Write 3 Pages in total (One page for each topics)


Write 3 Pages in total (One page for each topics)

1. What Is a System? And What Is Systems Thinking?

Donella Meadows, the pioneer of Systems Thinking and author of Thinking in Systems: A Primer, defines a system as “an interconnected set of elements that is coherently organized in a way that achieves something. If you look at that definition closely for a minute, you can see that a system must consist of three kinds of things: elements, interconnections, and a function or purpose” (2008, p. 11). For this Discussion, using Meadows’s definition of a system, consider an organization you are familiar with and post the following:

  • Provide a brief description of the organization.
  • Provide two examples of a system within the      organization, and describe the elements, interconnections, and purpose for      each. (Remember, to be an actual system all three features must be      present.)
  • Now that you have identified some examples of      systems within an organization, consider your definition of what systems      thinking may entail. Provide a 1-sentence definition.

2. Mental Models

One of a manager’s most important skills is to be able to identify solutions to operational problems and manage corrective actions (change) to improve performance. Many times, it is the latter (change) that becomes the most difficult to manage. This challenge stems from presence of mental models, which are deeply ingrained beliefs, assumptions, and generalizations of how something should work, perform, function, etc. Mental models can have a detrimental effect on implementing change. For this Discussion, consider an organization that you are familiar with and post the following:

  • Provide a brief description of the organization.
  • Describe a mental model that you have witnessed and      that has interfered with or prevented an improvement process from being      implemented.
  • Finally, give your thoughts about whether you think      this mental model can be overcome.

3. Business Skills for Good: Personal Mastery

Becoming an effective leader and business professional requires you to develop a number of skills throughout your career. In this program, you will consider many different business skills—some tangible, and some intangible. And some of those intangible skills, when put into practice, can result in new opportunities for growth and development for yourself, for the organizations where you work, and for others within and outside of your personal and professional community. These Business Skills for Good will be highlighted in various Assessments throughout your MBA program, and in the Assessment for this Competency, you will discuss the role of personal mastery in your leadership development.

Consider how Senge defined personal vision as “the ability to focus on ultimate intrinsic desires, not only the secondary goals” (2006, p. 173). Simply put, personal vision goes far beyond traditional goals and objectives.
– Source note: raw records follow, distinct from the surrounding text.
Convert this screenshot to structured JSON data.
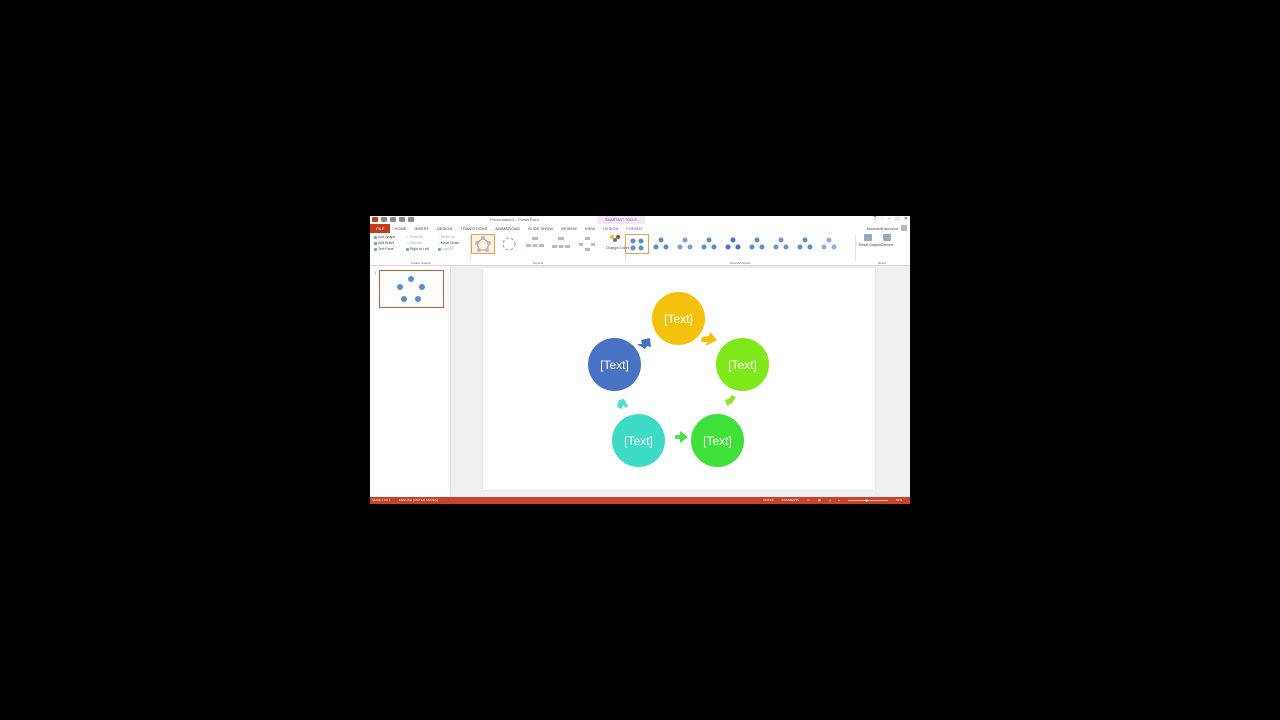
{
  "app": {
    "doc_title": "Presentation1 - PowerPoint",
    "context_title": "SMARTART TOOLS",
    "account": "Microsoft account"
  },
  "tabs": [
    {
      "label": "FILE"
    },
    {
      "label": "HOME"
    },
    {
      "label": "INSERT"
    },
    {
      "label": "DESIGN"
    },
    {
      "label": "TRANSITIONS"
    },
    {
      "label": "ANIMATIONS"
    },
    {
      "label": "SLIDE SHOW"
    },
    {
      "label": "REVIEW"
    },
    {
      "label": "VIEW"
    },
    {
      "label": "DESIGN"
    },
    {
      "label": "FORMAT"
    }
  ],
  "ribbon": {
    "create_graphic": {
      "label": "Create Graphic",
      "commands": [
        "Add Shape",
        "Add Bullet",
        "Text Pane",
        "Promote",
        "Demote",
        "Right to Left",
        "Move Up",
        "Move Down",
        "Layout"
      ]
    },
    "layouts": {
      "label": "Layouts"
    },
    "change_colors": "Change Colors",
    "styles": {
      "label": "SmartArt Styles"
    },
    "reset": {
      "label": "Reset",
      "reset_graphic": "Reset Graphic",
      "convert": "Convert"
    }
  },
  "slides_pane": {
    "slide_number": "1"
  },
  "slide": {
    "nodes": [
      {
        "text": "[Text]",
        "color": "#f4c20d"
      },
      {
        "text": "[Text]",
        "color": "#7ee81a"
      },
      {
        "text": "[Text]",
        "color": "#3fe03a"
      },
      {
        "text": "[Text]",
        "color": "#3ddbc6"
      },
      {
        "text": "[Text]",
        "color": "#4a72c4"
      }
    ]
  },
  "status": {
    "slide_info": "SLIDE 1 OF 1",
    "language": "ENGLISH (UNITED STATES)",
    "notes": "NOTES",
    "comments": "COMMENTS",
    "zoom": "54%"
  }
}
With this definition in mind, respond to the following:

  • Define and present your own personal vision.
  • Briefly relate your personal vision to your ability      to become an agent of change within your organization, your family, or      your community.